Strangely, the third and final part of this model, the superego, seems absent from Jekyll’s statement. According to Freud, it is this part of the psyche that loosely corresponds with the conscience and that ‘observes and threatens to punish’ the ego for its transgressions and failure to control the id. The result of this tension between the ego and superego is moral anxiety, as opposed to neurotic and realistic anxieties, the results of the ego’s tension with the id and the external world, respectively. Interestingly, Jekyll doesn’t appear to feel the pangs of moral anxiety for his actions as Jekyll or as Hyde. Instead, he expresses a large amount of realistic anxiety with regard to his reputation and social status. As the superego is developed following the resolution of the Oedipus complex, it could be argued that, in Jekyll’s case, this resolution has not been entirely successful.

 

This last term, the Oedipus complex, is related to an important developmental stage of childhood: the phallic phase. This is marked by the child’s desire for the parent of the opposite sex, in addition to feelings of jealousy and resentment toward the parent of the same gender. Successful resolution of this is achieved through a process of identification with the same sex parent, through which the child internalises that parent’s authority, which then becomes the basis of the superego. Failure to successfully resolve this complex results not only in an underdeveloped and weak superego, but also neurotic behaviour in adulthood. Returning to the novella, traces of Jekyll’s resentment toward his father are evident in two of Hyde’s actions: the destruction of his father’s portrait and the murder of the elderly statesman, Sir Danvers Carew. Although little is said regarding the former, the destruction of the portrait could be read as the id’s symbolic ‘killing’ of the father. The latter might be read similarly, but rather as an instance of displacement by which the more elderly and socially superior gentleman represents the authority of the father figure. Read as such, both actions represent the realisation of the repressed, oedipal desire to do away with the father.

 

Although the above-mentioned concepts seem suited to the text, closer examination reveals that neither can be mapped onto it in an unproblematic manner. Firstly, it should be noted that Hyde does not entirely resemble Freud’s conception of the id. Unlike the latter, to whom ‘the logical laws of thought do not apply’, Hyde often demonstrates a measure of rationality and reserve, which is particularly evident in Jekyll’s description of Hyde’s cautious behaviour following the murder of Sir Danvers: ‘The creature was astute; mastered his fury with a great effort of the will.’ Secondly, the speculation of the oedipal origins of Jekyll’s neurosis hinges on the absence of moral anxiety and on his relationship with his parents. In the case of the former, whilst Jekyll’s anxiety greatly concerns his standing in society, he does, in fact, occasionally mention ‘remorse’, suggesting at least some amount of moral anxiety. As for the latter, aside from two references to his father, Jekyll reveals very little about his upbringing. Thus, the evidence for an unresolved Oedipus complex could be considered rather weak.

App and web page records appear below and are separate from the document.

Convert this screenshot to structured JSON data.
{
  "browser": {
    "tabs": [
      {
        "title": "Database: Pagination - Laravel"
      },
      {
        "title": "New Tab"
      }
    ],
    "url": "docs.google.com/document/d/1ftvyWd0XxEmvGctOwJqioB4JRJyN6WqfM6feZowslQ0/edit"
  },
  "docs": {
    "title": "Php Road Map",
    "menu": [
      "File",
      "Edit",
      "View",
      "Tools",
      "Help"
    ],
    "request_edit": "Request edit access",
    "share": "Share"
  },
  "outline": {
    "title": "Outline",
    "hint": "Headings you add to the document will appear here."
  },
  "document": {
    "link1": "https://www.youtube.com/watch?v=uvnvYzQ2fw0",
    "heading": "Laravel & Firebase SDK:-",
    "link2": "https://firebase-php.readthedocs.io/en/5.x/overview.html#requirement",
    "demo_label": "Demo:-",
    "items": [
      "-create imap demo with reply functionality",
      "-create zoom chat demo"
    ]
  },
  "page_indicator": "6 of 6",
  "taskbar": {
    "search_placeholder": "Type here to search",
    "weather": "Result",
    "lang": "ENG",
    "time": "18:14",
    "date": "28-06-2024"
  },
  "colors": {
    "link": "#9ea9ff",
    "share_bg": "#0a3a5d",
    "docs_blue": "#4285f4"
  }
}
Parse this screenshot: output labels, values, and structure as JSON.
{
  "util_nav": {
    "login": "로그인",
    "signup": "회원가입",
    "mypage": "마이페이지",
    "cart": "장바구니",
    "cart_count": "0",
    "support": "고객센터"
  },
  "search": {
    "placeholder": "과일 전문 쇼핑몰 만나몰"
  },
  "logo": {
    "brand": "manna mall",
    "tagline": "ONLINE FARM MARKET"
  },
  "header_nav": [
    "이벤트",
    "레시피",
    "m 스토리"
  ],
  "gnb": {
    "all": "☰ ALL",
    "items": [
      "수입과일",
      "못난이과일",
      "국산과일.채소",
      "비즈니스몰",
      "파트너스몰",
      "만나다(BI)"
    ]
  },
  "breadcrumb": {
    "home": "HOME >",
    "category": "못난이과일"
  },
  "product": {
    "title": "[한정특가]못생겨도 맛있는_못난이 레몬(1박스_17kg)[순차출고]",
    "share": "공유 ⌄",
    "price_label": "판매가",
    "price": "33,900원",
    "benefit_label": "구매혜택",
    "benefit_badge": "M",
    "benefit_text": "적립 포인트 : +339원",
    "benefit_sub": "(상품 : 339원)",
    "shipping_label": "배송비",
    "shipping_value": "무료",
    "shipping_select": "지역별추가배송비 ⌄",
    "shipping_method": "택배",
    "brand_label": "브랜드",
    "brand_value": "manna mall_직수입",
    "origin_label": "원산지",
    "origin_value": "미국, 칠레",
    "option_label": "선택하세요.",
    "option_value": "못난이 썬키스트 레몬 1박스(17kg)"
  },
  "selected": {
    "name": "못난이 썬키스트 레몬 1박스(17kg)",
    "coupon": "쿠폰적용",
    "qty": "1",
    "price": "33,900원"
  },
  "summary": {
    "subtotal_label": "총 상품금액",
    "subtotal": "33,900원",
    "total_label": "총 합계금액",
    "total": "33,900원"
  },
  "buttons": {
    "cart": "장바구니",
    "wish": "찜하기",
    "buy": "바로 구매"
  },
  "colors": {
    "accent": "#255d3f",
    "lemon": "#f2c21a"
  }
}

By analysing the final chapter of Dr Jekyll and Mr Hyde with reference to the Freudian concepts of the id, ego, superego, and the Oedipus complex, unconscious aspects of the text are illuminated. This includes the psychological nature of the relationship between the doctor and his alter ego. Whilst these concepts cannot be applied without difficulty, they do, however, give new life to the text by offering an interpretation which is more in accordance with the scientific rationalism of the modern age than that of an allegory of good and evil inherent to all mankind.